Problem
Using the listing below, keep only the lines with the word "Length" and copy them.

The records
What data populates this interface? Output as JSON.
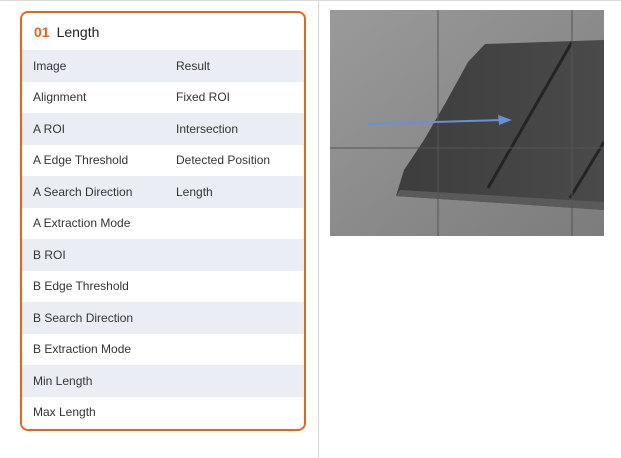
{
  "panel": {
    "number": "01",
    "title": "Length",
    "rows": [
      {
        "left": "Image",
        "right": "Result"
      },
      {
        "left": "Alignment",
        "right": "Fixed ROI"
      },
      {
        "left": "A ROI",
        "right": "Intersection"
      },
      {
        "left": "A Edge Threshold",
        "right": "Detected Position"
      },
      {
        "left": "A Search Direction",
        "right": "Length"
      },
      {
        "left": "A Extraction Mode",
        "right": ""
      },
      {
        "left": "B ROI",
        "right": ""
      },
      {
        "left": "B Edge Threshold",
        "right": ""
      },
      {
        "left": "B Search Direction",
        "right": ""
      },
      {
        "left": "B Extraction Mode",
        "right": ""
      },
      {
        "left": "Min Length",
        "right": ""
      },
      {
        "left": "Max Length",
        "right": ""
      }
    ]
  },
  "colors": {
    "accent": "#e8641c",
    "row_shade": "#eaedf4",
    "arrow": "#6a8fd8"
  },
  "image": {
    "subject": "grayscale photo of cutter blade segments with grid lines and a blue direction arrow"
  }
}
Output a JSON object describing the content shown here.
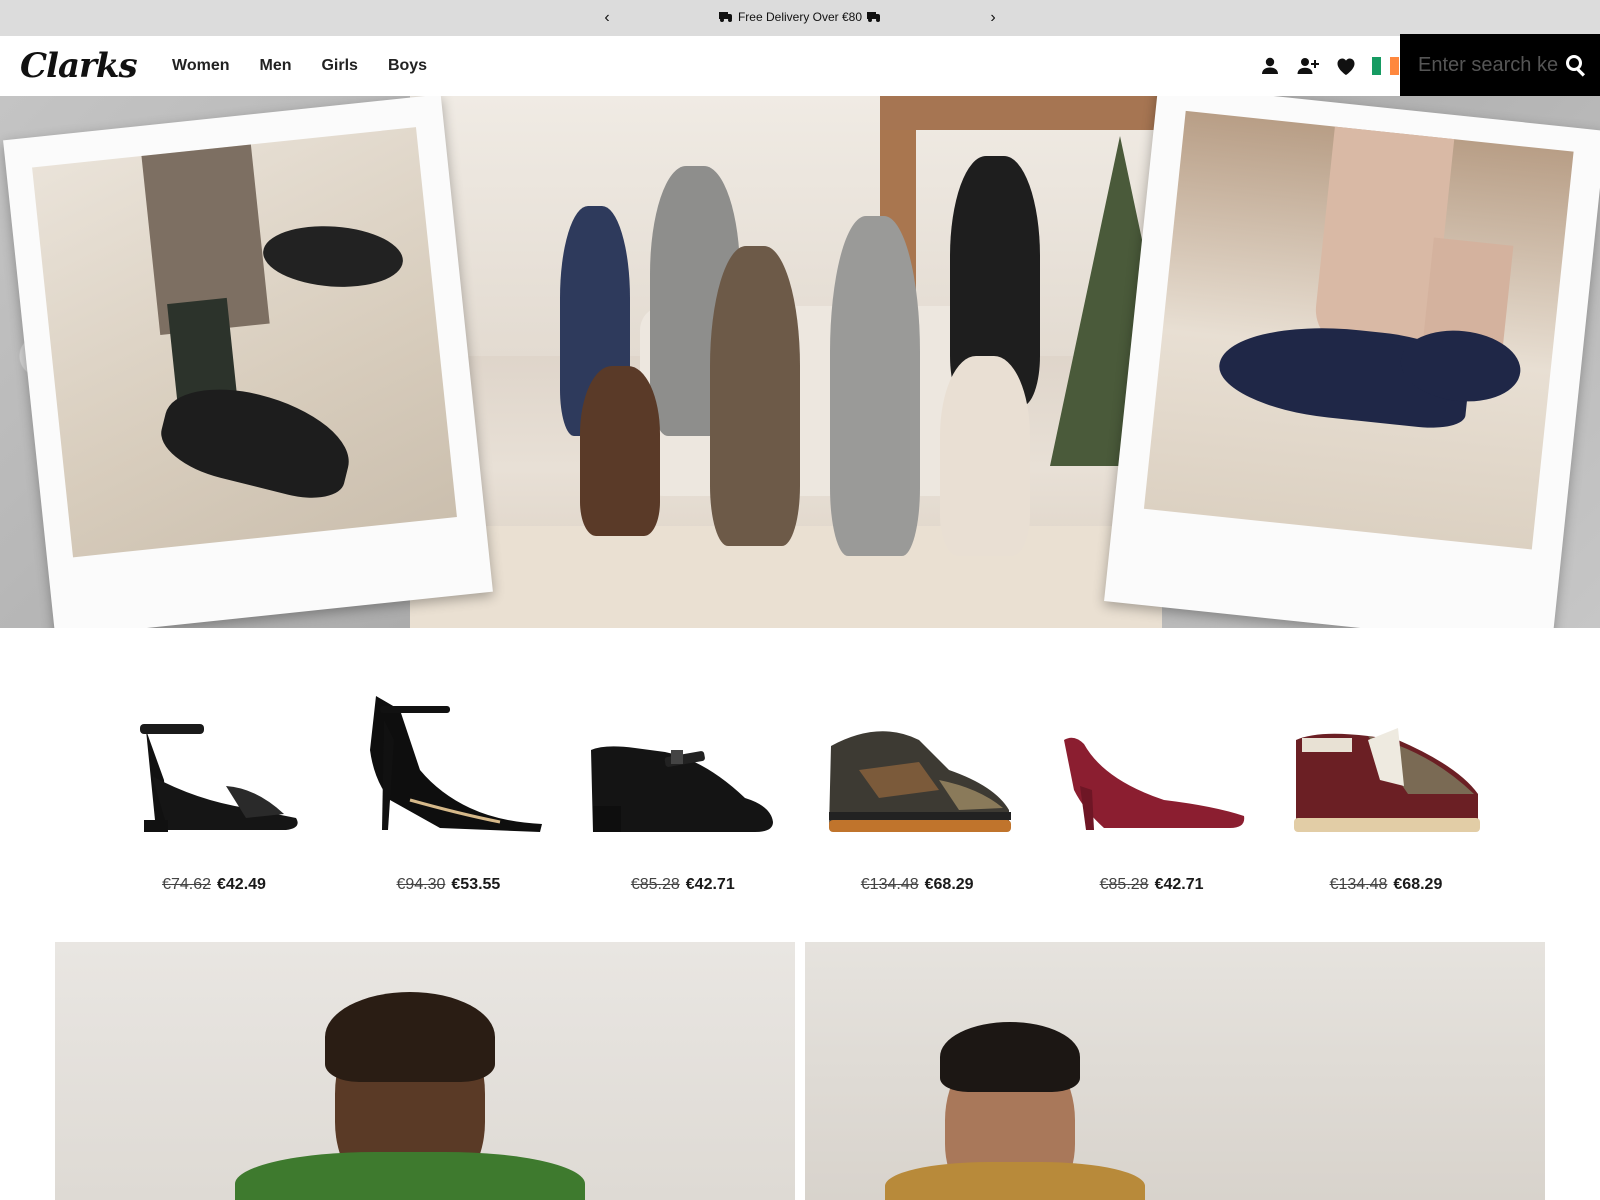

Your response
    "title": "Length",
        "right": "Length"
        "left": "Min Length",
        "left": "Max Length",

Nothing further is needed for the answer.